With the Kindle, though, I’ve started buying a lot differently. I still try to support my favorite indie bookstores — such as Seattle Mystery Bookshop, Mystery Lovers Bookshop, and Murder by the Book — just to name a few, because these are the types of places that give personal service and have reams and reams of knowledge in the staffs that cannot be found online. You can have a discussion with someone in any of these places about something that you loved, and come away with a stack of fabulous recommendations that you know you can trust because they’ve read the books–they’re not giving you a recommendation based on some sort of computer algorithm. However… there are times when I know what I want and it’s 2:30 a.m. and I want it right now. I love the Kindle for that aspect. There are other times when I don’t know what I want and I have a vague notion of category and I go search by keywords, and find four or five good possibilities. Those with sample chapters get downloaded. I’ll test run the chapter and if I’m captured by the end of that, I can download the book right then and keep reading. 

For a night owl read-a-holic, that’s nirvana. 

No more lugging six books in my check-on bag because I’m not quite sure what I’m going to want to read or what mood will strike me. No more buying something that kinda sorta sounded okay but turned out flat after just a few pages. 

I’ve relegated the “definite” buys to bookstores where possible. (And anywhere I sign, I always ask for recommendations from the staff and buy several books, because I believe in supporting those stores.) I’ve used the Kindle for the impulse buy, the late-night browsing, and the odd research text. I’ve purchased way more books on Kindle than I thought I would (65 in four months), and I’ve ended up reading real gems that I wouldn’t have given a chance in a bookstore, because either the cover was crappy, or it was so over-hyped, I thought I would hate it. I love the sample-chapter feature, though so many authors’ sites have these… what makes it so wonderful is the “click to buy to continue reading” feature.

The Kindle, as an interface? Is ugly. It feels like a Volkswagon in a Ferrari world. But I am now comfortable with the choices it gives me, and when I’m reading–if the book is good–I completely forget the medium that’s delivering the story. I love the fact that I can enlarge the text, and I hate the fact that it’s not backlit for night reading. 

One thing is for sure: it changed how I buy books. And read them.

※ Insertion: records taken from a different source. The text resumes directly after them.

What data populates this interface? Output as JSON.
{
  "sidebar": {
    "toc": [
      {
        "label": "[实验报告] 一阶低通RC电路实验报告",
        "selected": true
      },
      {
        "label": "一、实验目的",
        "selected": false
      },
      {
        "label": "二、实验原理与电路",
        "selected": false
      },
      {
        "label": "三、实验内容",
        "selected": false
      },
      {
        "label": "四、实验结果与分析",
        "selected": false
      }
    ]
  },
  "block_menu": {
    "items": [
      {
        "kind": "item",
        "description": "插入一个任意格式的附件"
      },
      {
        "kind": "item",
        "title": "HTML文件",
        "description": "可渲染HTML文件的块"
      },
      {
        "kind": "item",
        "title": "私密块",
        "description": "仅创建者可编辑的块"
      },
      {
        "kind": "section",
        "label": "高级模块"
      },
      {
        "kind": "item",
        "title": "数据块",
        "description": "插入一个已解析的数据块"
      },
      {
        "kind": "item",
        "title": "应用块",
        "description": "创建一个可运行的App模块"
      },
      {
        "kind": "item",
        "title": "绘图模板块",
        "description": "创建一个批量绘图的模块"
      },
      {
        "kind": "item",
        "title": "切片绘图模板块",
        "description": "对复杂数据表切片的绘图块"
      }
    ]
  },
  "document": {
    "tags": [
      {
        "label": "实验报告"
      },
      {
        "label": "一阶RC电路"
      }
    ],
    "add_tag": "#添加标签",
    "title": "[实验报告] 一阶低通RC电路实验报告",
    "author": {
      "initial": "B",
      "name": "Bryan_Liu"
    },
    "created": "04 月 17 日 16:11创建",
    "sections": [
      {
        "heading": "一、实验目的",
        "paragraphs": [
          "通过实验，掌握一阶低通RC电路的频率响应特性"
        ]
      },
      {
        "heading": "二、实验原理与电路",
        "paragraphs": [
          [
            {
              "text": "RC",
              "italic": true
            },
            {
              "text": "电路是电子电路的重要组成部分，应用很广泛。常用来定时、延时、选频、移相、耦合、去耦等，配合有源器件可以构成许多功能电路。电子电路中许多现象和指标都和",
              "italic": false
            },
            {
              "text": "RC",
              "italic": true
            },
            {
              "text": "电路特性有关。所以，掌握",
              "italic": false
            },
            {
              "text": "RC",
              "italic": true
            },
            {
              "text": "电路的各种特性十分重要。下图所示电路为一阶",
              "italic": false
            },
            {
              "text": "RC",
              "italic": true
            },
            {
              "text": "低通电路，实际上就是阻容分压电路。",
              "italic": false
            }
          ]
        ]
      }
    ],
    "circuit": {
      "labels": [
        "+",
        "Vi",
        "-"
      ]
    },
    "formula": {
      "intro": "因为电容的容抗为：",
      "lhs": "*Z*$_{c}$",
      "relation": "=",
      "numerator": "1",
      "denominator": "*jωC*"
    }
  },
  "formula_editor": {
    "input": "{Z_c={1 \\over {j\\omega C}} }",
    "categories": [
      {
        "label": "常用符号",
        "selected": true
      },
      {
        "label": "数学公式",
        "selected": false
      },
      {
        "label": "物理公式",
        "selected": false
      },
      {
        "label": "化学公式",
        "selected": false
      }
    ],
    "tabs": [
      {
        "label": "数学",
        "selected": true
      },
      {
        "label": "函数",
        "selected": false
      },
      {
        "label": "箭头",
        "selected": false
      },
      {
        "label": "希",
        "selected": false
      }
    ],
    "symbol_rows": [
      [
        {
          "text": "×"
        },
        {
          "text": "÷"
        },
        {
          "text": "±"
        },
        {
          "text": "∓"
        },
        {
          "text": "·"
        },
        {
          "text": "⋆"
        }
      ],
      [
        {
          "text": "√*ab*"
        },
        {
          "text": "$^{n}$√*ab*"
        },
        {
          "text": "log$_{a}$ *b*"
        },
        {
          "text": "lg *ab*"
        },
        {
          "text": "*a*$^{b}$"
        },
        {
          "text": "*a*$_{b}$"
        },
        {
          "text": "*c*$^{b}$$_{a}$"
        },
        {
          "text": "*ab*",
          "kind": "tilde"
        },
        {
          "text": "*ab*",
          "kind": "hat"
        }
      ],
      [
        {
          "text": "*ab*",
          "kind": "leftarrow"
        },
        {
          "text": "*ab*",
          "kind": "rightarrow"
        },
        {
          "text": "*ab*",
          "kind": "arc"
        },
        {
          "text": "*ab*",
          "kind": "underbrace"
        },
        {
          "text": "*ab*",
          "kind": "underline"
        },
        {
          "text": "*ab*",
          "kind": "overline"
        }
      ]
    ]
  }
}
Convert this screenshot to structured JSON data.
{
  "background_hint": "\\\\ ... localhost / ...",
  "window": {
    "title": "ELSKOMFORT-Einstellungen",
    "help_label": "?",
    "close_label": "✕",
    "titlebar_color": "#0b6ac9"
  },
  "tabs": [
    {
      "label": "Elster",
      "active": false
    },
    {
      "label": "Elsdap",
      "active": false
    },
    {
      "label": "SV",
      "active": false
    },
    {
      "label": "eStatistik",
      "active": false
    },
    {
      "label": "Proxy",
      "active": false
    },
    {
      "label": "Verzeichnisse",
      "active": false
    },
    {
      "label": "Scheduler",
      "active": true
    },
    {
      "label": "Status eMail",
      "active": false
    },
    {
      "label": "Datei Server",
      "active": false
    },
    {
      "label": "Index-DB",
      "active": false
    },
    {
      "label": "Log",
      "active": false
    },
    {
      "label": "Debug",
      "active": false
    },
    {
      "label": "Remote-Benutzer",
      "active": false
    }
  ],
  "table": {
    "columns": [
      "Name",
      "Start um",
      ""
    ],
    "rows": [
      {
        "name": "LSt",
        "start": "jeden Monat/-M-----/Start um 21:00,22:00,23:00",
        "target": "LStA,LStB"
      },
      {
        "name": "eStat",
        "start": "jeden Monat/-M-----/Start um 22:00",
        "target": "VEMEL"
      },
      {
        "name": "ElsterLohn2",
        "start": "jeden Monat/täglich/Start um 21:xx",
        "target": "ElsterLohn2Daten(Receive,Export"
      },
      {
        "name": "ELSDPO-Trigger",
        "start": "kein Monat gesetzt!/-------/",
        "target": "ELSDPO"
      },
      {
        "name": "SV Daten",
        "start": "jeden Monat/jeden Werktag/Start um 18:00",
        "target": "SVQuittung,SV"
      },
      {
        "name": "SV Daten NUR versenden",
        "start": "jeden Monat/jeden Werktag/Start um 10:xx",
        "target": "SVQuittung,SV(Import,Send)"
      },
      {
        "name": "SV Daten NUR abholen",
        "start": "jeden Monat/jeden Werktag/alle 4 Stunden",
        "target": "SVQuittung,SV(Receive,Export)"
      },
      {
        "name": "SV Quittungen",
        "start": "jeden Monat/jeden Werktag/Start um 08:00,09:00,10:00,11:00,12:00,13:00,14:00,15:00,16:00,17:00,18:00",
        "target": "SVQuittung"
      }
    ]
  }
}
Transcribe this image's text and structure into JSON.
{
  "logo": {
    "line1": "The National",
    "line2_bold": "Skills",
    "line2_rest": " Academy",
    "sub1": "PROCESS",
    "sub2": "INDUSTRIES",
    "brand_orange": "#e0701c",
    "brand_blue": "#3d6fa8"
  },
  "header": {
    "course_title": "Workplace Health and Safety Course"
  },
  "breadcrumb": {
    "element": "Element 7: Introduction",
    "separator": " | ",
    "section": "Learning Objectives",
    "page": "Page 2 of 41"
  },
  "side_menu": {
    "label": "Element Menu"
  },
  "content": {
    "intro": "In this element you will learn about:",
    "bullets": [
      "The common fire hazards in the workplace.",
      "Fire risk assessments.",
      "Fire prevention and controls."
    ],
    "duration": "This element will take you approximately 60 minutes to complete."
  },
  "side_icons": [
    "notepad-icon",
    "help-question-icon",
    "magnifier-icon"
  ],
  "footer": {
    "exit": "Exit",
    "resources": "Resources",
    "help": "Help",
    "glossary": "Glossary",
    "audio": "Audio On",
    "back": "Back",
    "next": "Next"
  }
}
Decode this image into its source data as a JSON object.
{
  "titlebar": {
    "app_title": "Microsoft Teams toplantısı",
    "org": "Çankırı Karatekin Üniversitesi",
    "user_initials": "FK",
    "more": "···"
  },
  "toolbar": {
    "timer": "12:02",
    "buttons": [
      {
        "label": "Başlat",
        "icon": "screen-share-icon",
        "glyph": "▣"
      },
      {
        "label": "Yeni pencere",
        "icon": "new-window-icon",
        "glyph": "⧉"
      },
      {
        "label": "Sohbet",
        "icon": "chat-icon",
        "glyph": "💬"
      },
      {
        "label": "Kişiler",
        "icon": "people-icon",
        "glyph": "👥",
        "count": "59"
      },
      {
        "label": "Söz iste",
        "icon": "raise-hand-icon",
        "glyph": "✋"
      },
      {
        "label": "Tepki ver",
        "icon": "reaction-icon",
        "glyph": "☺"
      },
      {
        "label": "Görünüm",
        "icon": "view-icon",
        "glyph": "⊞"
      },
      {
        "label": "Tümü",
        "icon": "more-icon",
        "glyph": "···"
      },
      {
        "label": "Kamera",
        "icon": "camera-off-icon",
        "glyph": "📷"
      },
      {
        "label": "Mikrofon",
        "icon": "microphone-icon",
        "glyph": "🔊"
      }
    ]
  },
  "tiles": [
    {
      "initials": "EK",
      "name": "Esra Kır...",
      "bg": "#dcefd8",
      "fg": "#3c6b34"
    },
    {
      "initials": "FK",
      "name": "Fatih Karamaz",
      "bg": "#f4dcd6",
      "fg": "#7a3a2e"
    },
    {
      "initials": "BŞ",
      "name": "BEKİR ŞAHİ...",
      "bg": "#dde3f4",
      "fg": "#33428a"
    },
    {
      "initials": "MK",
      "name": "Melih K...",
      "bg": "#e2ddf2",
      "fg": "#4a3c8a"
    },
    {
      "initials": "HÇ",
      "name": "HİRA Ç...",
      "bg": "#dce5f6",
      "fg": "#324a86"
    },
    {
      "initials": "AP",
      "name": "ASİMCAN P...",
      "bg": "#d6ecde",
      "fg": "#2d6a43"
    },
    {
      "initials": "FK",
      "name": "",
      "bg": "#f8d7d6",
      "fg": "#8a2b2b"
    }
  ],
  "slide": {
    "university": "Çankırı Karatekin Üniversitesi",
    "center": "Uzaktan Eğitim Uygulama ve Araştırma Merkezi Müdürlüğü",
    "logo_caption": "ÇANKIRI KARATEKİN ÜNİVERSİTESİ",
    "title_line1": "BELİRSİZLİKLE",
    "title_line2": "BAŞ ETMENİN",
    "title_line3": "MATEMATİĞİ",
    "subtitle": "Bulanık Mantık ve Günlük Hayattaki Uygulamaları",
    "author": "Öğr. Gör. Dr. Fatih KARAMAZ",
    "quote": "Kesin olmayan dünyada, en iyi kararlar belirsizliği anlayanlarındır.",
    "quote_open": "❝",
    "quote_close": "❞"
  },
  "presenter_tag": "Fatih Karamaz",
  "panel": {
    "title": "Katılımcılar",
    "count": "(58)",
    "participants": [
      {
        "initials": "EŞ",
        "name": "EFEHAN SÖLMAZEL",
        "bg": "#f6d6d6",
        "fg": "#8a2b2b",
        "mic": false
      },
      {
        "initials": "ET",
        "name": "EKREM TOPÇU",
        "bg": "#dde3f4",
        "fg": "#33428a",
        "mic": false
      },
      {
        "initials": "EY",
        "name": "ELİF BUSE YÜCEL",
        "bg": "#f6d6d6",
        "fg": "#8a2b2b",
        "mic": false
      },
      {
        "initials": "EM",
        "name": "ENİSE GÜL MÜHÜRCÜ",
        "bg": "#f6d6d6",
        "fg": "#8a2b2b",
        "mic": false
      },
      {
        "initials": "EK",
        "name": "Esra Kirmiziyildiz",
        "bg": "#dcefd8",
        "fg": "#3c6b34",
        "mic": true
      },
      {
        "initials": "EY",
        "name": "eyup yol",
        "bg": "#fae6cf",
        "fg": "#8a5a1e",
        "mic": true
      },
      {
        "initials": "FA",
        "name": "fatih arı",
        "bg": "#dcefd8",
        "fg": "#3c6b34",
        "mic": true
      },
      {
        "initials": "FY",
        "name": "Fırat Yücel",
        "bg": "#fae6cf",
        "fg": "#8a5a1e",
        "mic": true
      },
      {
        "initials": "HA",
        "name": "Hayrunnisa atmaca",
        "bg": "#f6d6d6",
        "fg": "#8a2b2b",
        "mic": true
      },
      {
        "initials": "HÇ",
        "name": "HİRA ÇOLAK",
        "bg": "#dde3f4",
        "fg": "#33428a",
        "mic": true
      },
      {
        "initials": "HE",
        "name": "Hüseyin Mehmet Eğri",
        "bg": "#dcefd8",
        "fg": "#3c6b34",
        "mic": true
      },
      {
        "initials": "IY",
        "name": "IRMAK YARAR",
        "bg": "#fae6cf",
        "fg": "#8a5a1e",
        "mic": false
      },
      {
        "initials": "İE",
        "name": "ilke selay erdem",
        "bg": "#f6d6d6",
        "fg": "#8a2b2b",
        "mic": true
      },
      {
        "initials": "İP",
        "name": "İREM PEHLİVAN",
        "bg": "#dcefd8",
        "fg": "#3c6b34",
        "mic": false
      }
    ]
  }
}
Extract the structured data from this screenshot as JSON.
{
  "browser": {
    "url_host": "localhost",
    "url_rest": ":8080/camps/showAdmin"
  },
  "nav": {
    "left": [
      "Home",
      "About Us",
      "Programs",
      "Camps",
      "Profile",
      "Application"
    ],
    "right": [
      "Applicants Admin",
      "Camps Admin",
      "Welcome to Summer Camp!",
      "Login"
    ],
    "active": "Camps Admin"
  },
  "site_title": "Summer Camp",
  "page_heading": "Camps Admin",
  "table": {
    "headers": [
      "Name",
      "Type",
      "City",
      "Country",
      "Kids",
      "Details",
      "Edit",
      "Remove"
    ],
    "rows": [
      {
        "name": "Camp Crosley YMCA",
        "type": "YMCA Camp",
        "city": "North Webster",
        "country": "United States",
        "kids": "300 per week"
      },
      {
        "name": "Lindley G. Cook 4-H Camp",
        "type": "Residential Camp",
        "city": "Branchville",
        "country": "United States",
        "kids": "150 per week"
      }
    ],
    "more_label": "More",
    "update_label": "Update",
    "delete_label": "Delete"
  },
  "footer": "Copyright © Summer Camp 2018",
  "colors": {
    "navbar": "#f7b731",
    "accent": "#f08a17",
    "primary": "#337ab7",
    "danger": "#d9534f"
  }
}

For someone who is a bookaholic–that’s huge.

I know the debate will rage on about whether or not ereaders will increase readership or simply add another method whereby readers access the material. My gut feeling is that it’s always going to be really great stories that strike a chord that increases readership. Just like Harry Potter opened up the YA market to an entire generation who were deemed “non-readers” by so many, and Twilight continued to feed that group, so we’ve seen that same group branch out and hungrily grab for many other stories, propelling them to bestseller status. And it didn’t matter that these were print books–the computer generation read them. However, that said–it stands to reason that an entire generation who have been born into the iPhone world will expect, as they grow up, to read everything on some device instead of lugging books around. Many schools are going to all-digital texts. The world may not change in the next five years, but five years out is too short-sighted. It’s twenty years out, and thirty years out that publishers should be planning for, and those kids? They’re going to be all digital.

It’s not an “if” but a “when.”

So how about you? Have you tried an e-reader? Would you, if they were cheaper? What about the free apps? Have you tried those? What about the kids around you… what are they reading… texts? or digital? or both?